TASK BRIEF → An exact copy of the listing below is the answer, with the pictures removed.

DATA TO EXAMINE →
▬▬▬▬▬▬
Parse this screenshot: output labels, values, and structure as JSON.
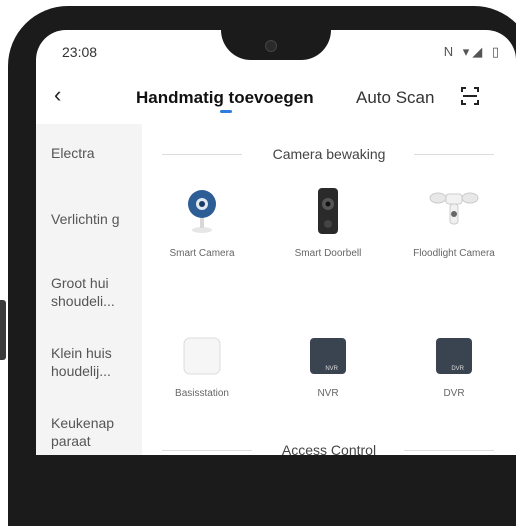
{
  "status": {
    "time": "23:08",
    "icons": "N ▾◢ ▯"
  },
  "header": {
    "back_glyph": "‹",
    "title": "Handmatig toevoegen",
    "auto_scan": "Auto Scan"
  },
  "nav": {
    "items": [
      {
        "label": "Electra"
      },
      {
        "label": "Verlichtin g"
      },
      {
        "label": "Groot hui shoudeli..."
      },
      {
        "label": "Klein huis houdelij..."
      },
      {
        "label": "Keukenap paraat"
      }
    ]
  },
  "sections": [
    {
      "title": "Camera bewaking",
      "devices": [
        {
          "label": "Smart Camera"
        },
        {
          "label": "Smart Doorbell"
        },
        {
          "label": "Floodlight Camera"
        },
        {
          "label": "Basisstation"
        },
        {
          "label": "NVR",
          "badge": "NVR"
        },
        {
          "label": "DVR",
          "badge": "DVR"
        }
      ]
    },
    {
      "title": "Access Control"
    }
  ],
  "colors": {
    "accent": "#2f7de1",
    "bezel": "#1b1b1b",
    "nav_bg": "#f4f4f4"
  }
}
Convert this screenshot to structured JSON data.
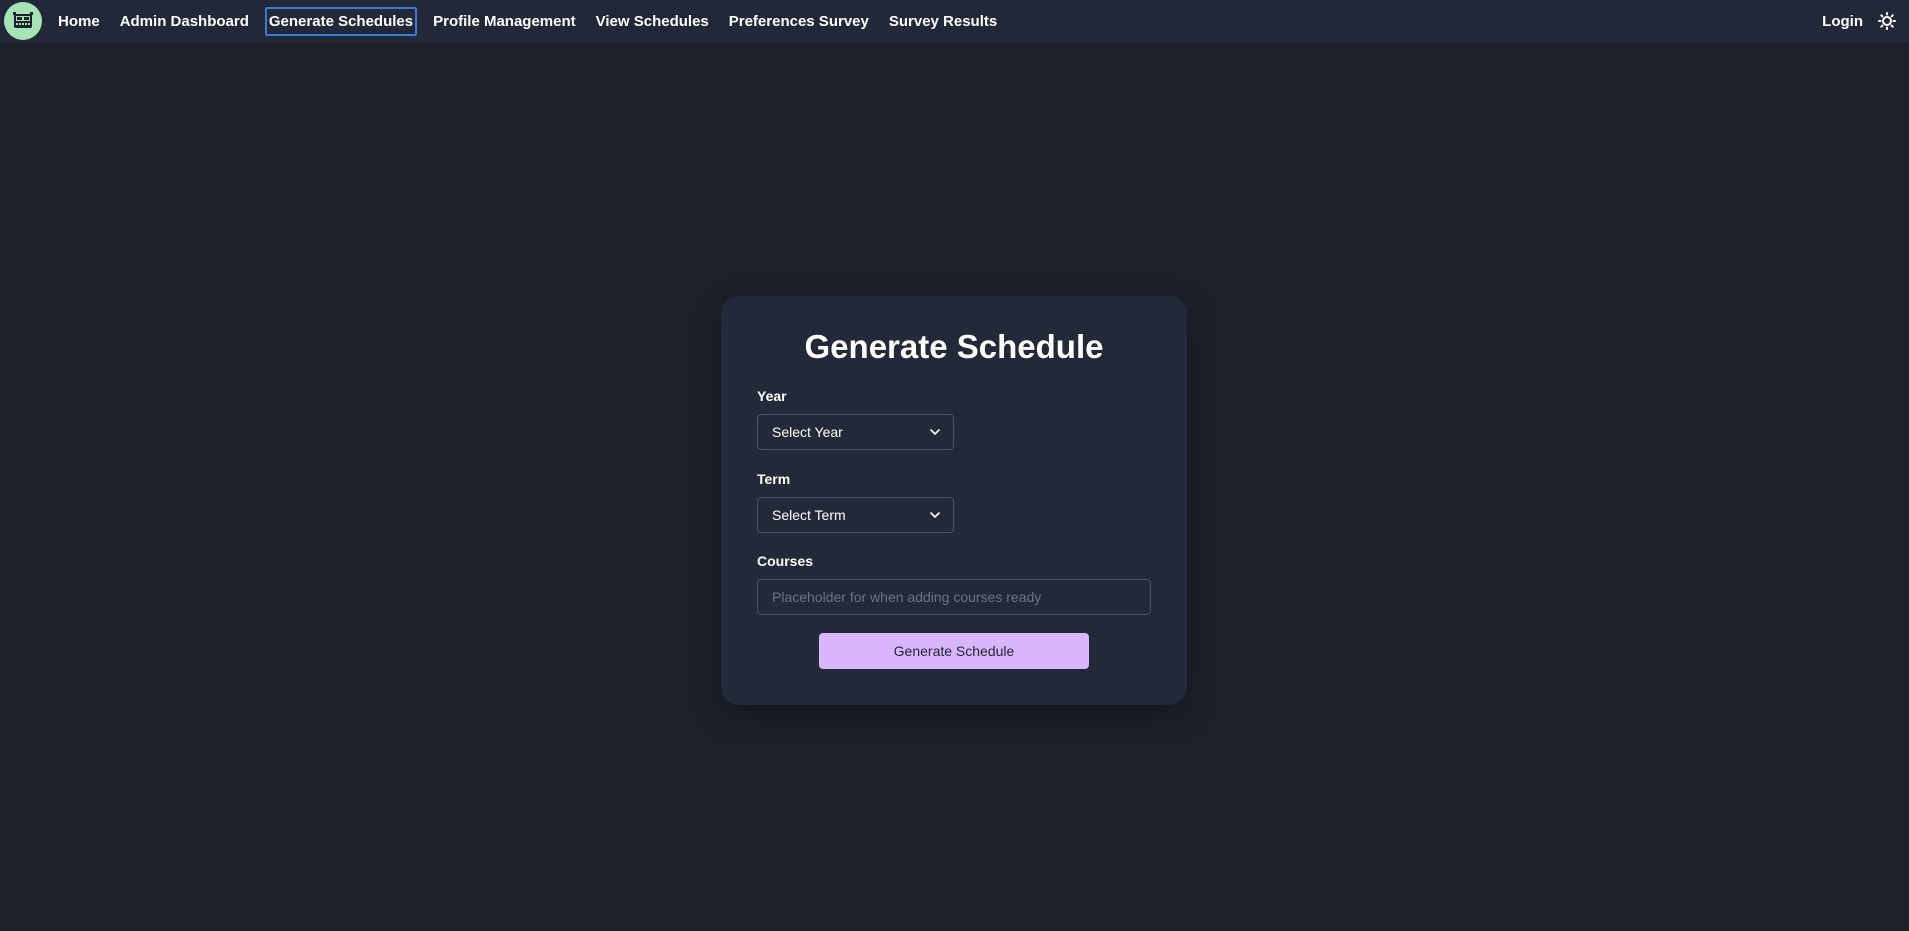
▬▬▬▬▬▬
TASK RESPONSE →
Parse this screenshot: output labels, values, and structure as JSON.
{
  "status": {
    "time": "23:08",
    "icons": "N ▾◢ ▯"
  },
  "header": {
    "back_glyph": "‹",
    "title": "Handmatig toevoegen",
    "auto_scan": "Auto Scan"
  },
  "nav": {
    "items": [
      {
        "label": "Electra"
      },
      {
        "label": "Verlichtin g"
      },
      {
        "label": "Groot hui shoudeli..."
      },
      {
        "label": "Klein huis houdelij..."
      },
      {
        "label": "Keukenap paraat"
      }
    ]
  },
  "sections": [
    {
      "title": "Camera bewaking",
      "devices": [
        {
          "label": "Smart Camera"
        },
        {
          "label": "Smart Doorbell"
        },
        {
          "label": "Floodlight Camera"
        },
        {
          "label": "Basisstation"
        },
        {
          "label": "NVR",
          "badge": "NVR"
        },
        {
          "label": "DVR",
          "badge": "DVR"
        }
      ]
    },
    {
      "title": "Access Control"
    }
  ],
  "colors": {
    "accent": "#2f7de1",
    "bezel": "#1b1b1b",
    "nav_bg": "#f4f4f4"
  }
}
Convert this screenshot to structured JSON data.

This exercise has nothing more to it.